I own a fully-serrated Spyderco Delica '98 in ATS-55, and so far it's performing very well. I haven't yet heard about brittleness in this steel, but it does hold its edge better than AUS-8. According to the Spyderco catalog, the 55 is hardened to Rc 59-61, which is comparable to Benchmade's Rc for ATS-34. Strange, but I have heard the 55 is a little softer and is less brittle than 34. Not to change the topic of this thread, but can anyone explain this?
I wouldn't worry about sharpenability of serrations, they're easy to sharpen (IMO) with the Sharpmaker, regardless of steel.

I've broken off serrations with gin-1 and ats-34 and aus-8. Even with the tougher steels, you're talking about a thin chisel-ground serrated edge, they can chip.

cerulean -- Welcome to the wonderful world of BF!

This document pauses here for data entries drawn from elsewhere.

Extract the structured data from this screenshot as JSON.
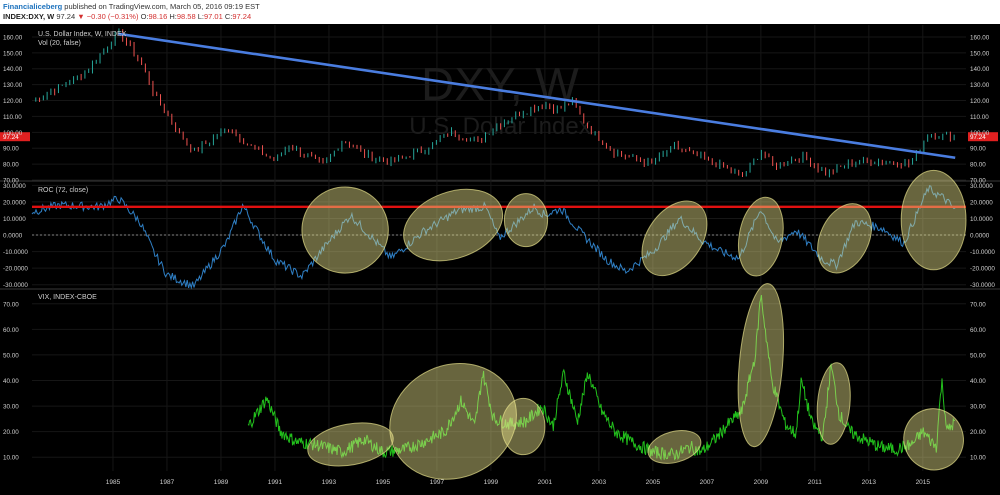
{
  "header": {
    "author": "Financialiceberg",
    "published": "published on TradingView.com, March 05, 2016 09:19 EST",
    "symbol": "INDEX:DXY, W",
    "last": "97.24",
    "change": "−0.30 (−0.31%)",
    "open_label": "O:",
    "open": "98.16",
    "high_label": "H:",
    "high": "98.58",
    "low_label": "L:",
    "low": "97.01",
    "close_label": "C:",
    "close": "97.24"
  },
  "colors": {
    "background": "#000000",
    "trendline": "#4a7de0",
    "roc_line": "#2f7fc4",
    "red_level": "#e01010",
    "vix_line": "#22c01c",
    "ellipse_fill": "#e6e08a",
    "candle_up": "#26a69a",
    "candle_down": "#ef5350"
  },
  "chart_data": [
    {
      "type": "line",
      "title": "U.S. Dollar Index, W, INDEX",
      "subtitle": "Vol (20, false)",
      "watermark": "DXY, W",
      "watermark_sub": "U.S. Dollar Index",
      "last_value_tag": "97.24",
      "ylim": [
        70,
        165
      ],
      "y_ticks": [
        "70.00",
        "80.00",
        "90.00",
        "100.00",
        "110.00",
        "120.00",
        "130.00",
        "140.00",
        "150.00",
        "160.00"
      ],
      "series": [
        {
          "name": "",
          "x": [
            1982.0,
            1983.0,
            1984.0,
            1985.2,
            1986.0,
            1986.5,
            1987.5,
            1988.0,
            1989.3,
            1990.0,
            1991.0,
            1991.5,
            1992.8,
            1993.5,
            1994.5,
            1995.3,
            1996.5,
            1997.5,
            1998.5,
            1999.0,
            2000.0,
            2001.0,
            2001.5,
            2002.0,
            2002.5,
            2003.5,
            2004.9,
            2005.8,
            2006.5,
            2007.5,
            2008.3,
            2009.0,
            2009.5,
            2010.5,
            2011.4,
            2012.5,
            2013.5,
            2014.5,
            2015.2,
            2016.2
          ],
          "values": [
            120,
            128,
            138,
            163,
            145,
            125,
            98,
            88,
            103,
            92,
            82,
            92,
            79,
            95,
            85,
            81,
            89,
            100,
            94,
            102,
            112,
            118,
            114,
            120,
            105,
            88,
            80,
            91,
            86,
            79,
            72,
            88,
            79,
            85,
            74,
            82,
            82,
            80,
            99,
            97.24
          ]
        },
        {
          "name": "",
          "kind": "trendline",
          "x": [
            1985.2,
            2016.2
          ],
          "values": [
            162,
            84
          ]
        }
      ]
    },
    {
      "type": "line",
      "title": "ROC (72, close)",
      "ylim": [
        -32,
        32
      ],
      "y_ticks": [
        "-30.0000",
        "-20.0000",
        "-10.0000",
        "0.0000",
        "10.0000",
        "20.0000",
        "30.0000"
      ],
      "reference_level": 17,
      "zero_line": 0,
      "series": [
        {
          "name": "",
          "x": [
            1982.0,
            1983.0,
            1984.5,
            1985.2,
            1986.0,
            1986.5,
            1987.0,
            1988.0,
            1989.2,
            1989.8,
            1990.5,
            1991.0,
            1992.0,
            1992.8,
            1993.8,
            1994.5,
            1995.3,
            1996.5,
            1997.8,
            1998.8,
            1999.3,
            2000.0,
            2000.6,
            2001.0,
            2001.6,
            2002.3,
            2003.3,
            2004.0,
            2005.0,
            2006.0,
            2006.8,
            2007.5,
            2008.2,
            2009.0,
            2009.6,
            2010.3,
            2011.3,
            2011.8,
            2012.5,
            2013.5,
            2014.3,
            2015.2,
            2015.8,
            2016.2
          ],
          "values": [
            14,
            18,
            17,
            22,
            8,
            -10,
            -24,
            -31,
            -5,
            18,
            -2,
            -15,
            -25,
            -8,
            12,
            0,
            -14,
            2,
            15,
            17,
            -2,
            8,
            17,
            12,
            16,
            2,
            -15,
            -22,
            -10,
            10,
            -3,
            -10,
            -14,
            16,
            -5,
            3,
            -15,
            -18,
            8,
            4,
            -5,
            28,
            22,
            15
          ]
        }
      ]
    },
    {
      "type": "line",
      "title": "VIX, INDEX-CBOE",
      "ylim": [
        5,
        75
      ],
      "y_ticks": [
        "10.00",
        "20.00",
        "30.00",
        "40.00",
        "50.00",
        "60.00",
        "70.00"
      ],
      "series": [
        {
          "name": "",
          "x": [
            1990.0,
            1990.7,
            1991.2,
            1991.8,
            1992.5,
            1993.5,
            1994.3,
            1995.0,
            1995.8,
            1996.5,
            1997.3,
            1997.9,
            1998.4,
            1998.7,
            1999.1,
            1999.7,
            2000.3,
            2000.9,
            2001.3,
            2001.7,
            2002.2,
            2002.6,
            2003.1,
            2003.6,
            2004.2,
            2005.0,
            2005.8,
            2006.4,
            2006.8,
            2007.3,
            2007.8,
            2008.3,
            2008.8,
            2009.0,
            2009.4,
            2009.9,
            2010.3,
            2010.5,
            2010.9,
            2011.3,
            2011.6,
            2011.9,
            2012.3,
            2012.8,
            2013.4,
            2014.0,
            2014.6,
            2015.0,
            2015.5,
            2015.7,
            2015.9,
            2016.2
          ],
          "values": [
            22,
            33,
            20,
            16,
            15,
            12,
            17,
            12,
            13,
            16,
            20,
            32,
            22,
            43,
            25,
            23,
            24,
            30,
            22,
            43,
            24,
            43,
            28,
            20,
            16,
            12,
            11,
            14,
            12,
            17,
            23,
            28,
            50,
            74,
            40,
            23,
            19,
            40,
            23,
            18,
            46,
            27,
            20,
            17,
            14,
            13,
            15,
            20,
            14,
            40,
            20,
            24
          ]
        }
      ]
    }
  ],
  "x_axis": {
    "ticks": [
      "1985",
      "1987",
      "1989",
      "1991",
      "1993",
      "1995",
      "1997",
      "1999",
      "2001",
      "2003",
      "2005",
      "2007",
      "2009",
      "2011",
      "2013",
      "2015"
    ]
  }
}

Regardless of what serrated steel you choose, you can't go wrong with a Spyderco serrated folder as they know how to serrate a blade!
Thanks for the responses...I think I will get some type of Spyderco. It's hard to find fully serrated folding knives outside of Spyderco's many offerings, although I see that Benchmade is now offering a fully serrated AFCK. Also, Spyderco uses so many different steels that I shouldn't have any trouble finding something what works.
Joe :

I've broken off serrations with gin-1 and ats-34 and aus-8.

AUS-8A breaking off is interesting, what were you doing when that happened? Was its CS's serrations? Even though they are in AUS-8A they can be broken off easily, but those little teeth have a radically different geometry than most.

Which reminds me, the serration pattern is very important as well as the steel. The more durable the pattern the worse it performs on normal cutting tasks, get the one that is just durable enough for you.

Cliff --

Yeah, my only 8A serrated knives are my CS's. The pattern is very different from teh usual Spyderco or Benchmade patterns. I don't know what I did to chip 'em. I do know that I did some really hard chopping with my Vaquero Grande, and even through that the serrations did okay. The pattern seems tougher than spyderco serrations.

Just another shameless plug for the Military in 440 V.
You won't regret it.

God bless!

Romans 10:9-10

"Military" Fans Unite!!

The (CS) pattern seems tougher than spyderco serrations.

Joe -- how so? I'm really curious to know as I mostly read cons on CS's serration pattern...
Ahh... maybe i can find an answer to a question here... Ive had an Endura(G2 comboedge) for about a year and a half... i dont do much heavy duty cutting with it but the serations are looking pretty ragged.. i wouldnt call them chipped but as i havent been sawing through the heads of hammers(ala ginsu) i couldnt figure out why this is. Is this normal wear for a daily used serrated G2 blade??


One with the Force you must be...


Hmph! a Jedi desires not these things.


My Spyderco serrations get pretty beat up -- I tend to break the points off many of the teeth. The rounded but less aggressive Benchmade serrations do a tad better. The CS serrations not only do even better, but can stand up to hard power chops (with the Vaquero Grande) that I'm pretty sure would bust the Spyderco serrations to pieces. Course, *that* is just speculation, since I don't have a Spyderco with a blade long enough to chop with.
Yoda4561, yes. I have seen the exact same thing. After reading Joe's post I have decided to never lend him one of my serrated knives
. I have given some of Spyderco's serrated blades a good going over without breaking them off. I have worn them out though as the steel is rather soft. I would be curious to see how the Military in 440V holds up.